◆ TASK GOAL:
Where does the string "label" occur in the records below? Copy every line that holds it.

[Dataset rows for apps and sites]
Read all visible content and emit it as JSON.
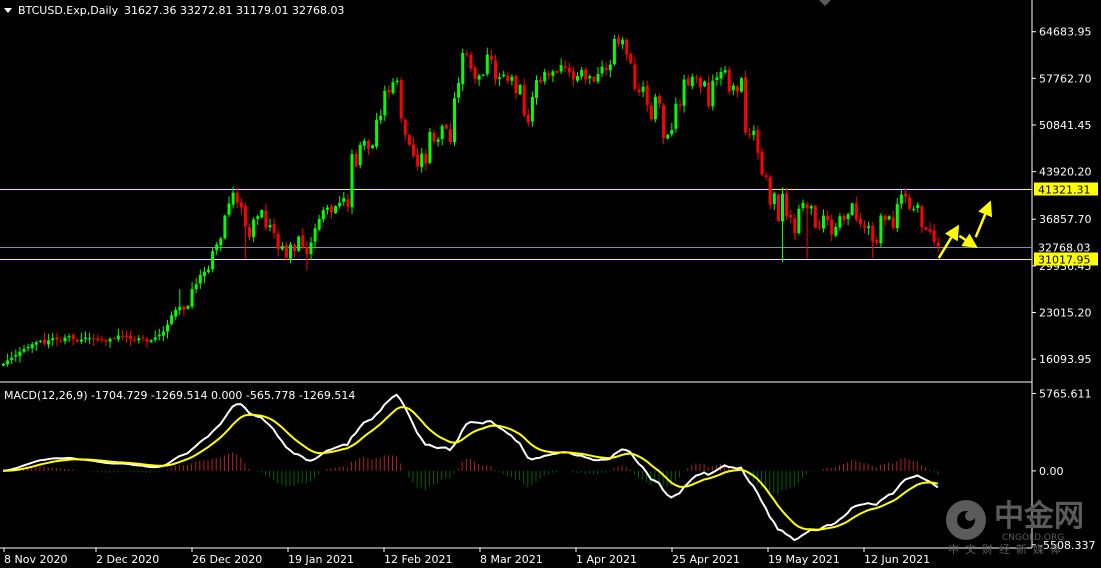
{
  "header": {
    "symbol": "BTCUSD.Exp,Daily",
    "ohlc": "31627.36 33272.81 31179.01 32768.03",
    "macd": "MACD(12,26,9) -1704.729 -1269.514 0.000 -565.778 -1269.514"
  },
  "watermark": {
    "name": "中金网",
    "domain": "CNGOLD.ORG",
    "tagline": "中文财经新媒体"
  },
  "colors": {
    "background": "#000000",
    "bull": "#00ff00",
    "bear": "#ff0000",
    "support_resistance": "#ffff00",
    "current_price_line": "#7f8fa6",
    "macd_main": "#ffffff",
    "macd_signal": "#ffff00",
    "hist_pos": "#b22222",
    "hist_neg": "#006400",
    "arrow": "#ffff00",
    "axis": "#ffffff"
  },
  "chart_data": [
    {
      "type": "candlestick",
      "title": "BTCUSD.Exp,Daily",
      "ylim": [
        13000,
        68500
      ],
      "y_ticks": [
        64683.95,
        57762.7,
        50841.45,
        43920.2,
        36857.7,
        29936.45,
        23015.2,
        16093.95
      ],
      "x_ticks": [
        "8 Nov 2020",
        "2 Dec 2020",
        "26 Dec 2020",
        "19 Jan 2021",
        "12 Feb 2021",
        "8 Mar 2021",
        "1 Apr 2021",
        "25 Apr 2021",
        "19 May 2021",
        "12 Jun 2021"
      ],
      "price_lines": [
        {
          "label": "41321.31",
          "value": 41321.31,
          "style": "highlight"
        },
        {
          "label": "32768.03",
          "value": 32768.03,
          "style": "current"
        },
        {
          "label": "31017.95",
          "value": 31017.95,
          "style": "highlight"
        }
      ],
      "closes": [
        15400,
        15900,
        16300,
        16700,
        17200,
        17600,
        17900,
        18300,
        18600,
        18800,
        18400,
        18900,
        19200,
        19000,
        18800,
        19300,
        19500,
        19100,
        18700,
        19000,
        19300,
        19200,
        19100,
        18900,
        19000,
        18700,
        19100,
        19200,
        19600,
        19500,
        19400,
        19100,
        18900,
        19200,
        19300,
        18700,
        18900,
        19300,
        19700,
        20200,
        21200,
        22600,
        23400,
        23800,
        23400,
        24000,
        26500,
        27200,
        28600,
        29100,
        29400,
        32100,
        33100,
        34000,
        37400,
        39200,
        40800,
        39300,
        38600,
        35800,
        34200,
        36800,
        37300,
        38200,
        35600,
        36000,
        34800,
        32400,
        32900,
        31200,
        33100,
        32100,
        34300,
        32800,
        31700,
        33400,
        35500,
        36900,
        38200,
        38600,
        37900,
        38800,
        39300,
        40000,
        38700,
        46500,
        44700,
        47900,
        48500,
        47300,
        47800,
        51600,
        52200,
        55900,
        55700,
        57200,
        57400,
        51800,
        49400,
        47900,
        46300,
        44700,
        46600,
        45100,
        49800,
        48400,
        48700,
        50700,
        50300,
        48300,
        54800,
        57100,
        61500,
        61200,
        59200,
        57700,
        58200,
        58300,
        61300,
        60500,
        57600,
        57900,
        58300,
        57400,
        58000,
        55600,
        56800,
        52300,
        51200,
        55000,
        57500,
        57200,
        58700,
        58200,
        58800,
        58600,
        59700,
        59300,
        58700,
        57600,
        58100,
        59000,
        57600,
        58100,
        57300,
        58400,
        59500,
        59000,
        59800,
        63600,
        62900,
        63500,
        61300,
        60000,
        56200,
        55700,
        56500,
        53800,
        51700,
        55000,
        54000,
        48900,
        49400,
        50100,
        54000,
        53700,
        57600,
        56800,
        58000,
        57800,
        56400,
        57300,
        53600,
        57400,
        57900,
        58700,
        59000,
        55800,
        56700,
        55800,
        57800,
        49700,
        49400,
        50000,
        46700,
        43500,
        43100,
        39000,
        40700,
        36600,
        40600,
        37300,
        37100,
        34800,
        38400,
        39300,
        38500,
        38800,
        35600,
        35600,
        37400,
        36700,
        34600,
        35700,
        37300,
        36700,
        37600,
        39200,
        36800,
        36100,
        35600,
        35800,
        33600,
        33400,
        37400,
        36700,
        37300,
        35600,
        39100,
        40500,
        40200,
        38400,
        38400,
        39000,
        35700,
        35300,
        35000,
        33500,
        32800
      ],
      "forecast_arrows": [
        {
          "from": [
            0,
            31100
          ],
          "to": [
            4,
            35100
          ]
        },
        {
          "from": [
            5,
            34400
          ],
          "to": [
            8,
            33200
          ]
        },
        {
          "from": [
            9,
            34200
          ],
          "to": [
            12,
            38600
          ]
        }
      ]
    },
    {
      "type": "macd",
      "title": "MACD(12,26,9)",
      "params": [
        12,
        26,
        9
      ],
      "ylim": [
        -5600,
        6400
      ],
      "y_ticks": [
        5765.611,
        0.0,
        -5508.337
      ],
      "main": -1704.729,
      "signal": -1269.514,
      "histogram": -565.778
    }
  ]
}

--

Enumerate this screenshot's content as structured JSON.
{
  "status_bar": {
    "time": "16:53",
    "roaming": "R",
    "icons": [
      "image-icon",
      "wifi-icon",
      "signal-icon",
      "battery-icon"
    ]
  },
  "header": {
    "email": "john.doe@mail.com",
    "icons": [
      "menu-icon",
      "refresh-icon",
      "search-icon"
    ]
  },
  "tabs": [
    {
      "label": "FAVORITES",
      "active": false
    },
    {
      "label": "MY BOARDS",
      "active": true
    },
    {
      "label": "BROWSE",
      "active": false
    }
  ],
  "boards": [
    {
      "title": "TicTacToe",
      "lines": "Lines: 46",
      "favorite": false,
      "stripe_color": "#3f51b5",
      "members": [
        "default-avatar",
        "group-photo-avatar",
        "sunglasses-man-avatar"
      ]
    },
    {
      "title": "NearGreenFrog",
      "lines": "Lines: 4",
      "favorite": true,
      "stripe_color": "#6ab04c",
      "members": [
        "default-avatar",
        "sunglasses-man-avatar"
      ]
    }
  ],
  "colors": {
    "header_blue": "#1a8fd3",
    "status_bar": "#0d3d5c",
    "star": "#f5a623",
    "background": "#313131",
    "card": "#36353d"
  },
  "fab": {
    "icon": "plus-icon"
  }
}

◆ RESULT OF THIS TASK:
          "label": "41321.31",
          "label": "32768.03",
          "label": "31017.95",
      "label": "FAVORITES",
      "label": "MY BOARDS",
      "label": "BROWSE",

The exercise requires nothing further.